. With its solar wind going out in all directions, the Sun blows a huge bubble in space called the heliosphere. The heliopause is the name for the boundary between the heliosphere and the interstellar gas outside the Solar System. Interstellar winds mold the heliosphere into a non-spherical shape, creating a bow shock where they first encounter it. The orbits of the planets are shown near the center of the drawing.
. Voyager 1 and 2 spacecraft, located at a distance of about 90 AU and 70 AU, approach the place where the Solar System ends and interstellar space begins. One AU is the mean distance between the Earth and the Sun, and the edge of the Solar System is located at roughly 100 times this distance. At the termination shock, the supersonic solar wind abruptly slows from an average speed of 400 kilometers per second to less than one quarter that speed. Beyond the termination shock is the heliosheath, a vast region where the turbulent and hot solar wind is compressed as it presses outward against the interstellar wind. The edge of the Solar System is found at the heliopause, where the pressure of the solar wind balances that of the interstellar medium. A bow shock likely forms as the interstellar wind approaches and is deflected around the heliosphere, forcing it into a teardrop-shaped structure with a long, comet-like tail. (Courtesy of JPL and NASA.)

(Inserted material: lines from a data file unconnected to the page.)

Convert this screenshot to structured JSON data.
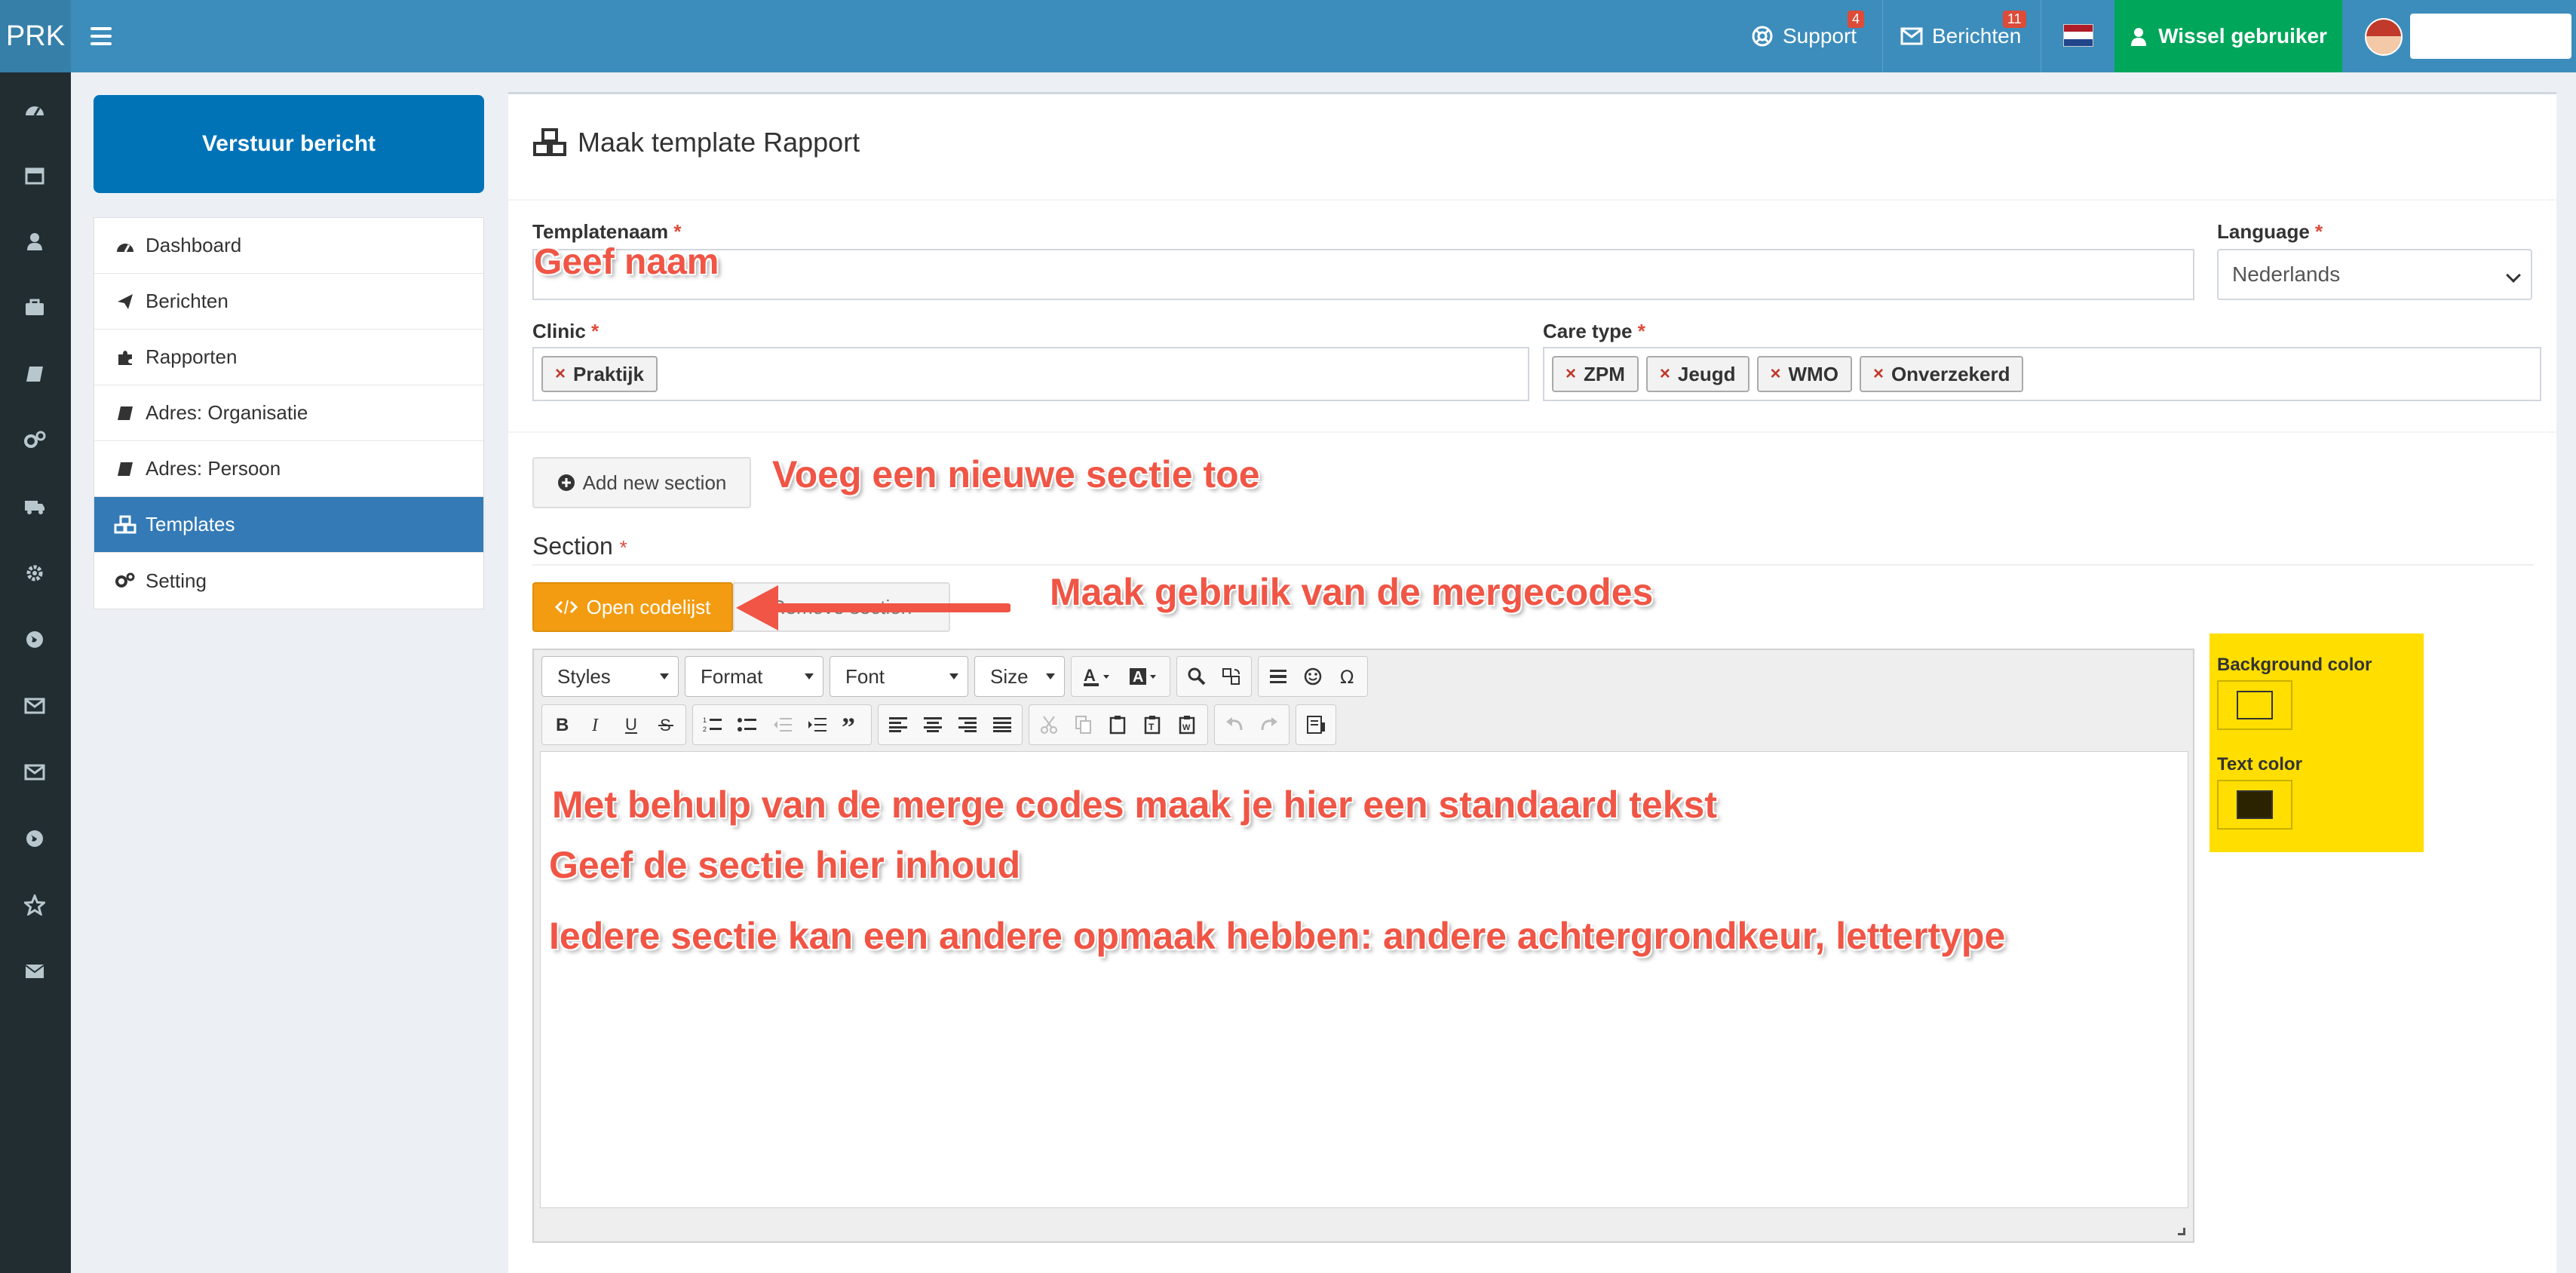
{
  "app": {
    "brand": "PRK"
  },
  "topbar": {
    "support_label": "Support",
    "support_badge": "4",
    "messages_label": "Berichten",
    "messages_badge": "11",
    "switch_user_label": "Wissel gebruiker",
    "flag_colors": [
      "#ae1c28",
      "#ffffff",
      "#21468b"
    ]
  },
  "sidebar": {
    "send_button": "Verstuur bericht",
    "items": [
      {
        "label": "Dashboard",
        "icon": "dashboard-icon",
        "active": false
      },
      {
        "label": "Berichten",
        "icon": "paper-plane-icon",
        "active": false
      },
      {
        "label": "Rapporten",
        "icon": "puzzle-icon",
        "active": false
      },
      {
        "label": "Adres: Organisatie",
        "icon": "book-icon",
        "active": false
      },
      {
        "label": "Adres: Persoon",
        "icon": "book-icon",
        "active": false
      },
      {
        "label": "Templates",
        "icon": "cubes-icon",
        "active": true
      },
      {
        "label": "Setting",
        "icon": "cogs-icon",
        "active": false
      }
    ]
  },
  "iconbar": [
    "dashboard-icon",
    "calendar-icon",
    "user-icon",
    "briefcase-icon",
    "book-icon",
    "cogs-icon",
    "truck-icon",
    "gear-icon",
    "globe-icon",
    "envelope-o-icon",
    "envelope-icon",
    "globe-icon",
    "star-icon",
    "envelope-solid-icon"
  ],
  "page": {
    "title": "Maak template Rapport",
    "form": {
      "template_name_label": "Templatenaam",
      "language_label": "Language",
      "language_value": "Nederlands",
      "clinic_label": "Clinic",
      "clinic_tags": [
        "Praktijk"
      ],
      "care_type_label": "Care type",
      "care_type_tags": [
        "ZPM",
        "Jeugd",
        "WMO",
        "Onverzekerd"
      ],
      "required_mark": "*"
    },
    "add_section_button": "Add new section",
    "section_heading": "Section",
    "open_code_list_button": "Open codelijst",
    "remove_section_button": "Remove section"
  },
  "editor": {
    "combos": [
      "Styles",
      "Format",
      "Font",
      "Size"
    ],
    "toolbar_row1_icons": [
      "text-color-icon",
      "bg-color-icon",
      "find-icon",
      "replace-icon",
      "horizontal-rule-icon",
      "smiley-icon",
      "omega-icon"
    ],
    "toolbar_row2_icons": [
      "bold-icon",
      "italic-icon",
      "underline-icon",
      "strike-icon",
      "numbered-list-icon",
      "bullet-list-icon",
      "outdent-icon",
      "indent-icon",
      "blockquote-icon",
      "align-left-icon",
      "align-center-icon",
      "align-right-icon",
      "justify-icon",
      "cut-icon",
      "copy-icon",
      "paste-icon",
      "paste-text-icon",
      "paste-word-icon",
      "undo-icon",
      "redo-icon",
      "source-icon"
    ]
  },
  "colors_panel": {
    "background_label": "Background color",
    "text_label": "Text color",
    "background_color": "#ffde00",
    "text_color_swatch": "#2b2300"
  },
  "annotations": {
    "name": "Geef naam",
    "add_section": "Voeg een nieuwe sectie toe",
    "mergecodes": "Maak gebruik van de mergecodes",
    "line1": "Met behulp van de merge codes maak je hier een standaard tekst",
    "line2": "Geef de sectie hier inhoud",
    "line3": "Iedere sectie kan een andere opmaak hebben: andere achtergrondkeur, lettertype",
    "color": "#f05545"
  },
  "colors": {
    "topbar": "#3c8dbc",
    "switch_user": "#00a65a",
    "active_menu": "#337ab7",
    "send_button": "#0073b7",
    "orange_button": "#f39c12"
  }
}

. A crescent-shaped bow shock is formed when the material in the fast wind from the bright, very young star, LL Ori (center) collides with the slow-moving gas in its vicinity, coming from the lower right. The stellar wind is a stream of charged particles moving rapidly outward from the star. It is a less energetic version of the solar wind that flows from the Sun. A second, fainter bow shock can be seen around a star near the upper right-hand corner of this image, taken from the Hubble Space Telescope. Both stars are located in the Orion Nebula; an intense star-forming region located about 1,500 light-years from the Earth. (Courtesy of NASA, the Hubble Heritage Team, STScI, and AURA.)